What you have to do: Please write out all of the records below exactly as they appear.

Records for this task:
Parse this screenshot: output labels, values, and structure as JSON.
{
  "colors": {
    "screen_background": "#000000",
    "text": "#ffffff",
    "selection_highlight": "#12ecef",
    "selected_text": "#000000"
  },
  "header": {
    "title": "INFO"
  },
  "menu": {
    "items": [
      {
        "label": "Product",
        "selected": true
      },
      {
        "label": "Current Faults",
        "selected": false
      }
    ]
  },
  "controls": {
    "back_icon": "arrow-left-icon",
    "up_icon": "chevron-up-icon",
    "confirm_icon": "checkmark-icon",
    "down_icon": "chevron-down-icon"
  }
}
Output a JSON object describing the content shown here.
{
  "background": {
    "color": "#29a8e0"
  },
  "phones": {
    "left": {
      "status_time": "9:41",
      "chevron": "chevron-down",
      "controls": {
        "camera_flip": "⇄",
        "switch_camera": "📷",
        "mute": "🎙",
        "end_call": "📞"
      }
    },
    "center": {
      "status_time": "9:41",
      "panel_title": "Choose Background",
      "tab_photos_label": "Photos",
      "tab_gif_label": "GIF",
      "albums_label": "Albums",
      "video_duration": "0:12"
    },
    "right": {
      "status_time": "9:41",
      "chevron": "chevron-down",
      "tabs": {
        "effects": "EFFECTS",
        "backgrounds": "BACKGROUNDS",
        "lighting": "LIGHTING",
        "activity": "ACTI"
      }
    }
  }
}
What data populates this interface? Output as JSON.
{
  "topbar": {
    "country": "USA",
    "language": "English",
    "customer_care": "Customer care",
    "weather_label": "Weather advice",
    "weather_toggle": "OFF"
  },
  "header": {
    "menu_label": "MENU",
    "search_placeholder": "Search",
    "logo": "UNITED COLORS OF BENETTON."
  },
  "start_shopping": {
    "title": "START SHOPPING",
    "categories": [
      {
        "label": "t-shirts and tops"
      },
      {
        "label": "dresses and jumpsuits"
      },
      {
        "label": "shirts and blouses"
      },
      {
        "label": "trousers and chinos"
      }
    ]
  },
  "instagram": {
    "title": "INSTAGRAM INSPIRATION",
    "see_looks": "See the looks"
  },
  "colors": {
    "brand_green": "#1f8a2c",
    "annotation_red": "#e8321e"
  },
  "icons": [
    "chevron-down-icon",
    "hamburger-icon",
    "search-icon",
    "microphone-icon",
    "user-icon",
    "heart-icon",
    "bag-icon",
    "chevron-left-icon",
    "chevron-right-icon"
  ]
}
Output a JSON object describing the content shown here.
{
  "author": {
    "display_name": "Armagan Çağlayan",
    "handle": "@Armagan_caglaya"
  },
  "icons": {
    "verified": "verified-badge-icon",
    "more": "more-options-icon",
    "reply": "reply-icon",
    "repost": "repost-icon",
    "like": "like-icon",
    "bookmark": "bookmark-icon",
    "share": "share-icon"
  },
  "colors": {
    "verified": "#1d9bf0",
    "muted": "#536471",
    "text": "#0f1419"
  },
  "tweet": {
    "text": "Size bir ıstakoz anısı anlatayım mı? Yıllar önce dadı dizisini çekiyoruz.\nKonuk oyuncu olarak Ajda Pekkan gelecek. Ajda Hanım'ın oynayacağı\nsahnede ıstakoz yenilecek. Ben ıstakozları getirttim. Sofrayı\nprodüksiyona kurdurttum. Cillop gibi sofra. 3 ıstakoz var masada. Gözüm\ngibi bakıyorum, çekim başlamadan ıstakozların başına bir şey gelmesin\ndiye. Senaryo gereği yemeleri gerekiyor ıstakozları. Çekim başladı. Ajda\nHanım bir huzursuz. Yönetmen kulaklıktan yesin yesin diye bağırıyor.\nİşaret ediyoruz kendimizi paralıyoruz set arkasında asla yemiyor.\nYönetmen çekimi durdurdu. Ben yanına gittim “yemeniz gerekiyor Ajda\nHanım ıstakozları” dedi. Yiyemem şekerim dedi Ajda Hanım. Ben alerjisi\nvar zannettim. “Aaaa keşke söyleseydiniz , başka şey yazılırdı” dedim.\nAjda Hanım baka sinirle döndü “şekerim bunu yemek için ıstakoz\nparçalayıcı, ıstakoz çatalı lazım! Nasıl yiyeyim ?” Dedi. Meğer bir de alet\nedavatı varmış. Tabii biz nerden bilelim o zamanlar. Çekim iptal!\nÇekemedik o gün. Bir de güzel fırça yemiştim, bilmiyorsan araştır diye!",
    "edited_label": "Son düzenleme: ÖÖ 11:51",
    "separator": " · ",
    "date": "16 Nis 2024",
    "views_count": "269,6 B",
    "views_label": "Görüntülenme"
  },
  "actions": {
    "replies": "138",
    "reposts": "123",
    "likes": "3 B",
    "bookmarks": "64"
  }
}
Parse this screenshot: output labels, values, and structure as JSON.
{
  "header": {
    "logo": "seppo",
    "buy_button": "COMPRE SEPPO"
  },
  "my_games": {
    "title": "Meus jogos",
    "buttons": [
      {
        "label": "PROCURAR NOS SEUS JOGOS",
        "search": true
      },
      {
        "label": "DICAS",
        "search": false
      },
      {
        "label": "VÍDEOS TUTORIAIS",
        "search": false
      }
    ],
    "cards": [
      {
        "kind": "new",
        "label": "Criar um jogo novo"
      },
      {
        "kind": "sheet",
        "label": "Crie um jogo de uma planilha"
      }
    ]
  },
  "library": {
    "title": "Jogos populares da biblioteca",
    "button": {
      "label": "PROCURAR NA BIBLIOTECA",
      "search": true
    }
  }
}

Result of this task:
Parse this screenshot: output labels, values, and structure as JSON.
{
  "colors": {
    "screen_background": "#000000",
    "text": "#ffffff",
    "selection_highlight": "#12ecef",
    "selected_text": "#000000"
  },
  "header": {
    "title": "INFO"
  },
  "menu": {
    "items": [
      {
        "label": "Product",
        "selected": true
      },
      {
        "label": "Current Faults",
        "selected": false
      }
    ]
  },
  "controls": {
    "back_icon": "arrow-left-icon",
    "up_icon": "chevron-up-icon",
    "confirm_icon": "checkmark-icon",
    "down_icon": "chevron-down-icon"
  }
}
Output a JSON object describing the content shown here.
{
  "background": {
    "color": "#29a8e0"
  },
  "phones": {
    "left": {
      "status_time": "9:41",
      "chevron": "chevron-down",
      "controls": {
        "camera_flip": "⇄",
        "switch_camera": "📷",
        "mute": "🎙",
        "end_call": "📞"
      }
    },
    "center": {
      "status_time": "9:41",
      "panel_title": "Choose Background",
      "tab_photos_label": "Photos",
      "tab_gif_label": "GIF",
      "albums_label": "Albums",
      "video_duration": "0:12"
    },
    "right": {
      "status_time": "9:41",
      "chevron": "chevron-down",
      "tabs": {
        "effects": "EFFECTS",
        "backgrounds": "BACKGROUNDS",
        "lighting": "LIGHTING",
        "activity": "ACTI"
      }
    }
  }
}
What data populates this interface? Output as JSON.
{
  "topbar": {
    "country": "USA",
    "language": "English",
    "customer_care": "Customer care",
    "weather_label": "Weather advice",
    "weather_toggle": "OFF"
  },
  "header": {
    "menu_label": "MENU",
    "search_placeholder": "Search",
    "logo": "UNITED COLORS OF BENETTON."
  },
  "start_shopping": {
    "title": "START SHOPPING",
    "categories": [
      {
        "label": "t-shirts and tops"
      },
      {
        "label": "dresses and jumpsuits"
      },
      {
        "label": "shirts and blouses"
      },
      {
        "label": "trousers and chinos"
      }
    ]
  },
  "instagram": {
    "title": "INSTAGRAM INSPIRATION",
    "see_looks": "See the looks"
  },
  "colors": {
    "brand_green": "#1f8a2c",
    "annotation_red": "#e8321e"
  },
  "icons": [
    "chevron-down-icon",
    "hamburger-icon",
    "search-icon",
    "microphone-icon",
    "user-icon",
    "heart-icon",
    "bag-icon",
    "chevron-left-icon",
    "chevron-right-icon"
  ]
}
Output a JSON object describing the content shown here.
{
  "author": {
    "display_name": "Armagan Çağlayan",
    "handle": "@Armagan_caglaya"
  },
  "icons": {
    "verified": "verified-badge-icon",
    "more": "more-options-icon",
    "reply": "reply-icon",
    "repost": "repost-icon",
    "like": "like-icon",
    "bookmark": "bookmark-icon",
    "share": "share-icon"
  },
  "colors": {
    "verified": "#1d9bf0",
    "muted": "#536471",
    "text": "#0f1419"
  },
  "tweet": {
    "text": "Size bir ıstakoz anısı anlatayım mı? Yıllar önce dadı dizisini çekiyoruz.\nKonuk oyuncu olarak Ajda Pekkan gelecek. Ajda Hanım'ın oynayacağı\nsahnede ıstakoz yenilecek. Ben ıstakozları getirttim. Sofrayı\nprodüksiyona kurdurttum. Cillop gibi sofra. 3 ıstakoz var masada. Gözüm\ngibi bakıyorum, çekim başlamadan ıstakozların başına bir şey gelmesin\ndiye. Senaryo gereği yemeleri gerekiyor ıstakozları. Çekim başladı. Ajda\nHanım bir huzursuz. Yönetmen kulaklıktan yesin yesin diye bağırıyor.\nİşaret ediyoruz kendimizi paralıyoruz set arkasında asla yemiyor.\nYönetmen çekimi durdurdu. Ben yanına gittim “yemeniz gerekiyor Ajda\nHanım ıstakozları” dedi. Yiyemem şekerim dedi Ajda Hanım. Ben alerjisi\nvar zannettim. “Aaaa keşke söyleseydiniz , başka şey yazılırdı” dedim.\nAjda Hanım baka sinirle döndü “şekerim bunu yemek için ıstakoz\nparçalayıcı, ıstakoz çatalı lazım! Nasıl yiyeyim ?” Dedi. Meğer bir de alet\nedavatı varmış. Tabii biz nerden bilelim o zamanlar. Çekim iptal!\nÇekemedik o gün. Bir de güzel fırça yemiştim, bilmiyorsan araştır diye!",
    "edited_label": "Son düzenleme: ÖÖ 11:51",
    "separator": " · ",
    "date": "16 Nis 2024",
    "views_count": "269,6 B",
    "views_label": "Görüntülenme"
  },
  "actions": {
    "replies": "138",
    "reposts": "123",
    "likes": "3 B",
    "bookmarks": "64"
  }
}
Parse this screenshot: output labels, values, and structure as JSON.
{
  "header": {
    "logo": "seppo",
    "buy_button": "COMPRE SEPPO"
  },
  "my_games": {
    "title": "Meus jogos",
    "buttons": [
      {
        "label": "PROCURAR NOS SEUS JOGOS",
        "search": true
      },
      {
        "label": "DICAS",
        "search": false
      },
      {
        "label": "VÍDEOS TUTORIAIS",
        "search": false
      }
    ],
    "cards": [
      {
        "kind": "new",
        "label": "Criar um jogo novo"
      },
      {
        "kind": "sheet",
        "label": "Crie um jogo de uma planilha"
      }
    ]
  },
  "library": {
    "title": "Jogos populares da biblioteca",
    "button": {
      "label": "PROCURAR NA BIBLIOTECA",
      "search": true
    }
  }
}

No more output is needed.